A Texas man who shot and killed two men he believed to be burglars while he was talking to a 911 dispatcher won't be going to trial. A grand jury on Monday declined to indict Joe Horn, a 61-year-old computer technician who lives in Pasadena, Texas, just outside Houston.
Before making its decision, the grand jury listened to the dramatic 911 tapes from Nov. 14, 2007, when Horn called to say two burglars were robbing his neighbor's home. Horn ignored the dispatcher's pleas not to open fire.
Joe Horn: "I've got a shotgun; you want me to stop him?"
Dispatcher: "Nope. Don't do that. Ain't no property worth shooting somebody over, OK?"
Joe Horn: "Hurry up, man, catch these guys, will you? Because I ain't gonna let them go. I'm gonna kill him."
Dispatcher: "OK, stay in the house."
Joe Horn: "They're getting away!"
Dispatcher: "That's alright."
Joe Horn: (Shouts to suspects) "Move, you're dead."
Three gunshots can be heard on the tape. Both suspects were shot in the back and were pronounced dead at the scene.
Harris County District Attorney Kenneth Magidson stood by the grand jury's decision.
"I understand the concerns of some in the community regarding Mr. Horn's conduct," Magidson told reporters at the courthouse. "The use of deadly force is carefully limited in Texas law to certain circumstances. ... In this case, however, the grand jury concluded that Mr. Horn's use of deadly force did not rise to a criminal offense."
The dead men, Diego Ortiz and Miguel de Jesus, were two illegal immigrants from Colombia. Family and friends wanted to see Horn prosecuted.
"This man took the law into his own hands," Stephanie Storey, De Jesus' fiancée, told ABC News just after the shootings. "He shot two individuals in the back after having been told over and over to stay inside. It was his choice to go outside and his choice to take two lives."
Monday's decision ignited a firestorm in Houston on both sides of the issue. Debate raged on local talk radio, on street corners and on blogs. One resident, Keith Sabharwal, said, "That's what I want my neighbor to do; I really don't think he should have gotten into trouble for it."
But another resident, Ronald Elkins, disagreed. "His actions were rash and he did not take into account [what] the consequences of his actions were going to be".
The same debate raged on Timberline Drive, where Horn still lives.
"I think it's a good thing," Diana Null, who lives nearby, said. "I mean, people come in and try to rob us. I mean, we're just protecting our homes."
But Josie Karaze disagrees. "He had no right, and he had been told not to do it."
And law enforcement officials and law experts have been debating the merits of Castle Law since it was passed.
"There's too many imponderables in this law, whereas the previous law was working just fine," said Warren Diepraam, the Harris County Assistant District Attorney, told ABC a few months ago. "Frankly, life is precious."
The critical legal question hinged on whether Horn acted in a reasonable way to defend his neighbor's property.
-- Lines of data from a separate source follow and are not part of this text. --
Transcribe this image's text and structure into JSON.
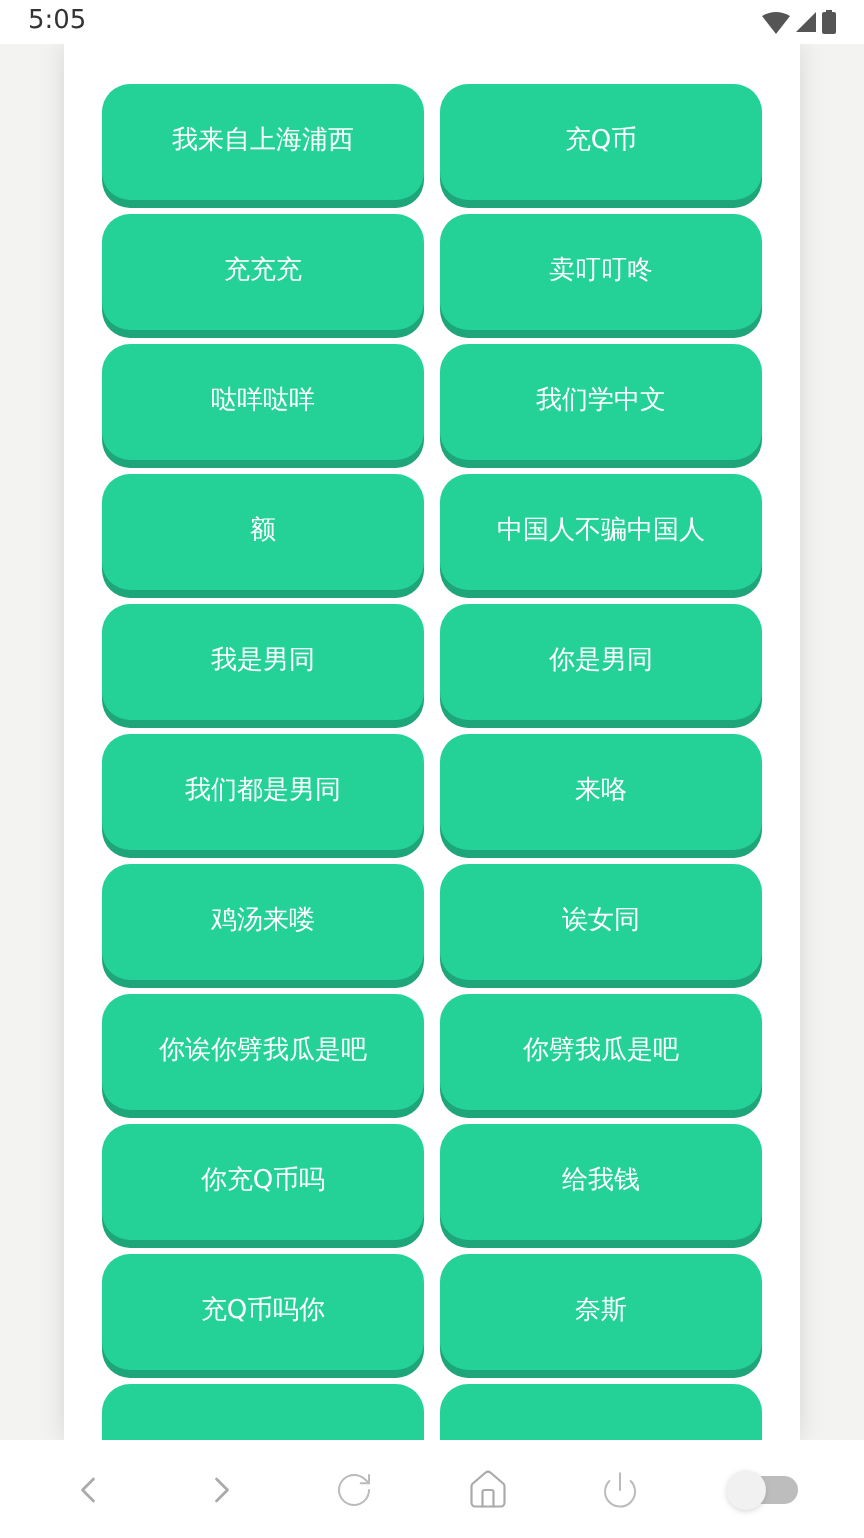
{
  "status_bar": {
    "time": "5:05"
  },
  "buttons": [
    {
      "label": "我来自上海浦西"
    },
    {
      "label": "充Q币"
    },
    {
      "label": "充充充"
    },
    {
      "label": "卖叮叮咚"
    },
    {
      "label": "哒咩哒咩"
    },
    {
      "label": "我们学中文"
    },
    {
      "label": "额"
    },
    {
      "label": "中国人不骗中国人"
    },
    {
      "label": "我是男同"
    },
    {
      "label": "你是男同"
    },
    {
      "label": "我们都是男同"
    },
    {
      "label": "来咯"
    },
    {
      "label": "鸡汤来喽"
    },
    {
      "label": "诶女同"
    },
    {
      "label": "你诶你劈我瓜是吧"
    },
    {
      "label": "你劈我瓜是吧"
    },
    {
      "label": "你充Q币吗"
    },
    {
      "label": "给我钱"
    },
    {
      "label": "充Q币吗你"
    },
    {
      "label": "奈斯"
    }
  ],
  "cut_off_buttons": [
    {
      "kind": "blank"
    },
    {
      "kind": "blank"
    }
  ],
  "browser_bar": {
    "toggle_on": false
  }
}
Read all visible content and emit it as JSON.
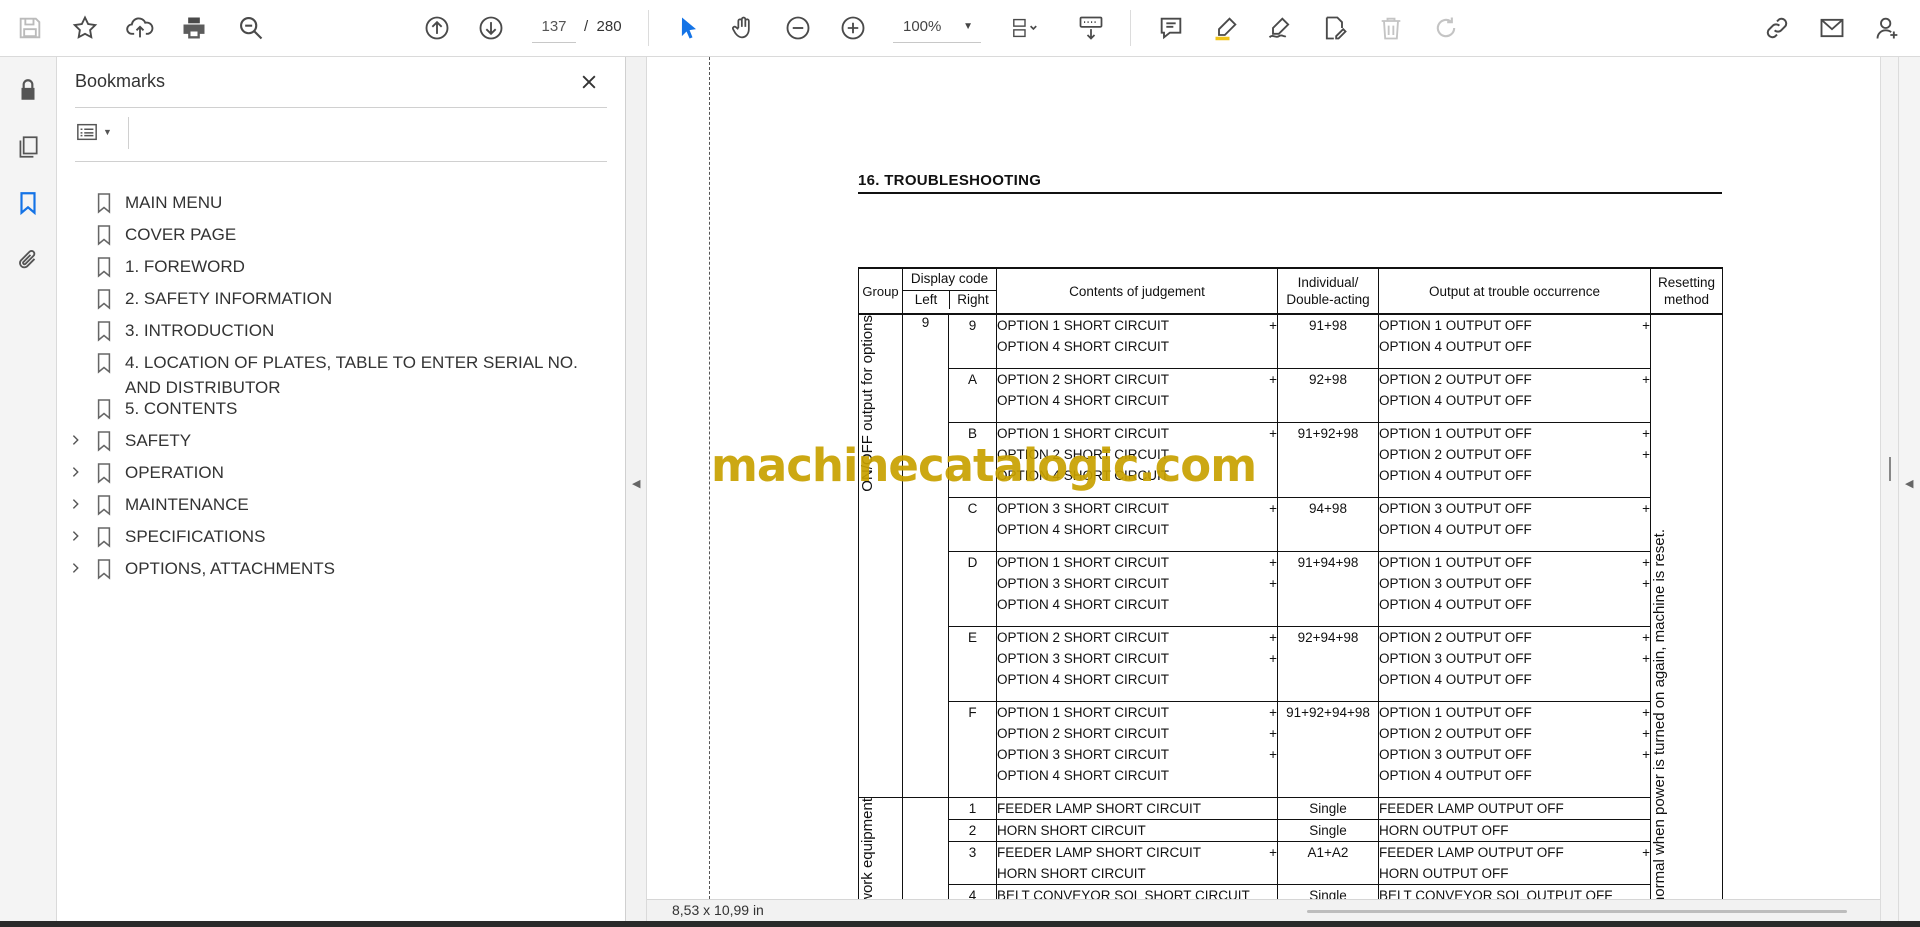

"You cannot take another person's life in defense of their property unless you're somehow given permission by the other person to protect their property," Diepraam said.
On that 911 call, the dispatcher asked Horn directly about the owners of the house that was being burglarized and whether he knew them.
"I really don't know these neighbors," Horn said. "I know the neighbors on the other side really well … I can assure you if it had been their house, I'd already have done something."
Still, Lambright, Horn attorney told ABC News that his client "absolutely" had his neighbors' permission.
"There's no question about it," he said. "They'd tell you today that they are very happy that he was there and that he was watching out. Every neighbor in the state of Texas watches out for one another."
Reporters Kevin Quinn, Christine Dobbyn and Katisha Cosley from ABC's KTRK-TV in Houston contributed to this story.